>>
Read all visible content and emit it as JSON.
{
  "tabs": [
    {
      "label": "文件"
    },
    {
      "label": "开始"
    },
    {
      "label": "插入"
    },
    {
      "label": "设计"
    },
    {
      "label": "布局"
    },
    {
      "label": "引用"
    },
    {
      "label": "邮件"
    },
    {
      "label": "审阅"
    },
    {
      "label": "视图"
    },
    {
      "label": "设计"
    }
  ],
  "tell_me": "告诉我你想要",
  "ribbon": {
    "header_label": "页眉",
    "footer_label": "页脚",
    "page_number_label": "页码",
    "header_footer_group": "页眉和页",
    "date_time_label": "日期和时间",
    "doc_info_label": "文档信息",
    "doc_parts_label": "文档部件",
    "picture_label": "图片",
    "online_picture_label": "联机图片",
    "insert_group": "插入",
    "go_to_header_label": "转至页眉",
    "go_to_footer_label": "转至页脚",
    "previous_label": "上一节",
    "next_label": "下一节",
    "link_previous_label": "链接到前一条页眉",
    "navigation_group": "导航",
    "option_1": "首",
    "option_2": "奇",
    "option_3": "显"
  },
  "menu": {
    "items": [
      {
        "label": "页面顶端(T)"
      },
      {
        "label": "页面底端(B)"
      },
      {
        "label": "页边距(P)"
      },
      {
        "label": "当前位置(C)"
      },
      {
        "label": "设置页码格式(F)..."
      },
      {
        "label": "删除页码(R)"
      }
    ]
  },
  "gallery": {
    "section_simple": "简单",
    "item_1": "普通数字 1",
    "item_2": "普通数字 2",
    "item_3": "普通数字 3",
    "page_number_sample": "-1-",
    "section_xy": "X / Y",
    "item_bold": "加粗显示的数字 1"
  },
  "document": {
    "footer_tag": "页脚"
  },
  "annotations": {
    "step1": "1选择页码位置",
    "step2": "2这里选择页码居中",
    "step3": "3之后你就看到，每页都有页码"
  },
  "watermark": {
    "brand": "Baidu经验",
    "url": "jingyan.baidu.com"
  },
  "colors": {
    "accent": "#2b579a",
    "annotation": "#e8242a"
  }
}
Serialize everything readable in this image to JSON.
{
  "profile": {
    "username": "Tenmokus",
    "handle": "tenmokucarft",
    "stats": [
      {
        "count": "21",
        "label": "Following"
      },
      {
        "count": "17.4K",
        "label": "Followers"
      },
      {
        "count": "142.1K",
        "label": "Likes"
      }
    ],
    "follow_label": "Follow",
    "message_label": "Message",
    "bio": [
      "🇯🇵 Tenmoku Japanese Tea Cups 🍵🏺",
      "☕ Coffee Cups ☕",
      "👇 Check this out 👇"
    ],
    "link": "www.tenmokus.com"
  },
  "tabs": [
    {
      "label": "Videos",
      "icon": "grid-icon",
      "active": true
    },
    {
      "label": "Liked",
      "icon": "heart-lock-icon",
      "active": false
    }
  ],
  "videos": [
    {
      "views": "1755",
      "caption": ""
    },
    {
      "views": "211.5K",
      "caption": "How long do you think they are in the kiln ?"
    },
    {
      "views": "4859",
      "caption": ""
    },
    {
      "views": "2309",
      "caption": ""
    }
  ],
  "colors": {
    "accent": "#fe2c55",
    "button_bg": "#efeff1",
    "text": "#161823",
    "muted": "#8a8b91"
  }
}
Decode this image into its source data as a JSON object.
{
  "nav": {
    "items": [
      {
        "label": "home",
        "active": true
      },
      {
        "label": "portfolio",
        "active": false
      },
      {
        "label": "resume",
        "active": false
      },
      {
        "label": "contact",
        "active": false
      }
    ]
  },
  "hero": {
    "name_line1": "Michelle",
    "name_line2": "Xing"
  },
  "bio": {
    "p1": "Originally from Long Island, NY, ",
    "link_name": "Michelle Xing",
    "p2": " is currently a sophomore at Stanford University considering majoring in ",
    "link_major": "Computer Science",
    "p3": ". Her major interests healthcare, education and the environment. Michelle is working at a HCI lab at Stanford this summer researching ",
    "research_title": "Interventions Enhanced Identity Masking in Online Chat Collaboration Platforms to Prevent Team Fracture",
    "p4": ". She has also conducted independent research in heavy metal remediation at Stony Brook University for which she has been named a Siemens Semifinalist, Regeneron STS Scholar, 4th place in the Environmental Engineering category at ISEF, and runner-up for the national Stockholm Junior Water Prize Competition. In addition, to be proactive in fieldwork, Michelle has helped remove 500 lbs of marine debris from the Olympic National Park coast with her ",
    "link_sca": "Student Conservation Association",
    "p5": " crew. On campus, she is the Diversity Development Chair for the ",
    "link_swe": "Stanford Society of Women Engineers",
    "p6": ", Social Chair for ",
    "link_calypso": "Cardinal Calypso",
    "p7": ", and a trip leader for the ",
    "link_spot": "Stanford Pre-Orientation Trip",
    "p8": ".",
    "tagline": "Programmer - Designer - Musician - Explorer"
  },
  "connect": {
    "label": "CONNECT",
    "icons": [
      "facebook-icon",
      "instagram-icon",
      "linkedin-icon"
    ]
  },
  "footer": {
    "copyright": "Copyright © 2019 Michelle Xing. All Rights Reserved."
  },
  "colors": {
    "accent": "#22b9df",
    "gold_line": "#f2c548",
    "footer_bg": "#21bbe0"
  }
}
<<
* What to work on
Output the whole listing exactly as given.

* Answer to this exercise
Read all visible content and emit it as JSON.
{
  "tabs": [
    {
      "label": "文件"
    },
    {
      "label": "开始"
    },
    {
      "label": "插入"
    },
    {
      "label": "设计"
    },
    {
      "label": "布局"
    },
    {
      "label": "引用"
    },
    {
      "label": "邮件"
    },
    {
      "label": "审阅"
    },
    {
      "label": "视图"
    },
    {
      "label": "设计"
    }
  ],
  "tell_me": "告诉我你想要",
  "ribbon": {
    "header_label": "页眉",
    "footer_label": "页脚",
    "page_number_label": "页码",
    "header_footer_group": "页眉和页",
    "date_time_label": "日期和时间",
    "doc_info_label": "文档信息",
    "doc_parts_label": "文档部件",
    "picture_label": "图片",
    "online_picture_label": "联机图片",
    "insert_group": "插入",
    "go_to_header_label": "转至页眉",
    "go_to_footer_label": "转至页脚",
    "previous_label": "上一节",
    "next_label": "下一节",
    "link_previous_label": "链接到前一条页眉",
    "navigation_group": "导航",
    "option_1": "首",
    "option_2": "奇",
    "option_3": "显"
  },
  "menu": {
    "items": [
      {
        "label": "页面顶端(T)"
      },
      {
        "label": "页面底端(B)"
      },
      {
        "label": "页边距(P)"
      },
      {
        "label": "当前位置(C)"
      },
      {
        "label": "设置页码格式(F)..."
      },
      {
        "label": "删除页码(R)"
      }
    ]
  },
  "gallery": {
    "section_simple": "简单",
    "item_1": "普通数字 1",
    "item_2": "普通数字 2",
    "item_3": "普通数字 3",
    "page_number_sample": "-1-",
    "section_xy": "X / Y",
    "item_bold": "加粗显示的数字 1"
  },
  "document": {
    "footer_tag": "页脚"
  },
  "annotations": {
    "step1": "1选择页码位置",
    "step2": "2这里选择页码居中",
    "step3": "3之后你就看到，每页都有页码"
  },
  "watermark": {
    "brand": "Baidu经验",
    "url": "jingyan.baidu.com"
  },
  "colors": {
    "accent": "#2b579a",
    "annotation": "#e8242a"
  }
}
Serialize everything readable in this image to JSON.
{
  "profile": {
    "username": "Tenmokus",
    "handle": "tenmokucarft",
    "stats": [
      {
        "count": "21",
        "label": "Following"
      },
      {
        "count": "17.4K",
        "label": "Followers"
      },
      {
        "count": "142.1K",
        "label": "Likes"
      }
    ],
    "follow_label": "Follow",
    "message_label": "Message",
    "bio": [
      "🇯🇵 Tenmoku Japanese Tea Cups 🍵🏺",
      "☕ Coffee Cups ☕",
      "👇 Check this out 👇"
    ],
    "link": "www.tenmokus.com"
  },
  "tabs": [
    {
      "label": "Videos",
      "icon": "grid-icon",
      "active": true
    },
    {
      "label": "Liked",
      "icon": "heart-lock-icon",
      "active": false
    }
  ],
  "videos": [
    {
      "views": "1755",
      "caption": ""
    },
    {
      "views": "211.5K",
      "caption": "How long do you think they are in the kiln ?"
    },
    {
      "views": "4859",
      "caption": ""
    },
    {
      "views": "2309",
      "caption": ""
    }
  ],
  "colors": {
    "accent": "#fe2c55",
    "button_bg": "#efeff1",
    "text": "#161823",
    "muted": "#8a8b91"
  }
}
Decode this image into its source data as a JSON object.
{
  "nav": {
    "items": [
      {
        "label": "home",
        "active": true
      },
      {
        "label": "portfolio",
        "active": false
      },
      {
        "label": "resume",
        "active": false
      },
      {
        "label": "contact",
        "active": false
      }
    ]
  },
  "hero": {
    "name_line1": "Michelle",
    "name_line2": "Xing"
  },
  "bio": {
    "p1": "Originally from Long Island, NY, ",
    "link_name": "Michelle Xing",
    "p2": " is currently a sophomore at Stanford University considering majoring in ",
    "link_major": "Computer Science",
    "p3": ". Her major interests healthcare, education and the environment. Michelle is working at a HCI lab at Stanford this summer researching ",
    "research_title": "Interventions Enhanced Identity Masking in Online Chat Collaboration Platforms to Prevent Team Fracture",
    "p4": ". She has also conducted independent research in heavy metal remediation at Stony Brook University for which she has been named a Siemens Semifinalist, Regeneron STS Scholar, 4th place in the Environmental Engineering category at ISEF, and runner-up for the national Stockholm Junior Water Prize Competition. In addition, to be proactive in fieldwork, Michelle has helped remove 500 lbs of marine debris from the Olympic National Park coast with her ",
    "link_sca": "Student Conservation Association",
    "p5": " crew. On campus, she is the Diversity Development Chair for the ",
    "link_swe": "Stanford Society of Women Engineers",
    "p6": ", Social Chair for ",
    "link_calypso": "Cardinal Calypso",
    "p7": ", and a trip leader for the ",
    "link_spot": "Stanford Pre-Orientation Trip",
    "p8": ".",
    "tagline": "Programmer - Designer - Musician - Explorer"
  },
  "connect": {
    "label": "CONNECT",
    "icons": [
      "facebook-icon",
      "instagram-icon",
      "linkedin-icon"
    ]
  },
  "footer": {
    "copyright": "Copyright © 2019 Michelle Xing. All Rights Reserved."
  },
  "colors": {
    "accent": "#22b9df",
    "gold_line": "#f2c548",
    "footer_bg": "#21bbe0"
  }
}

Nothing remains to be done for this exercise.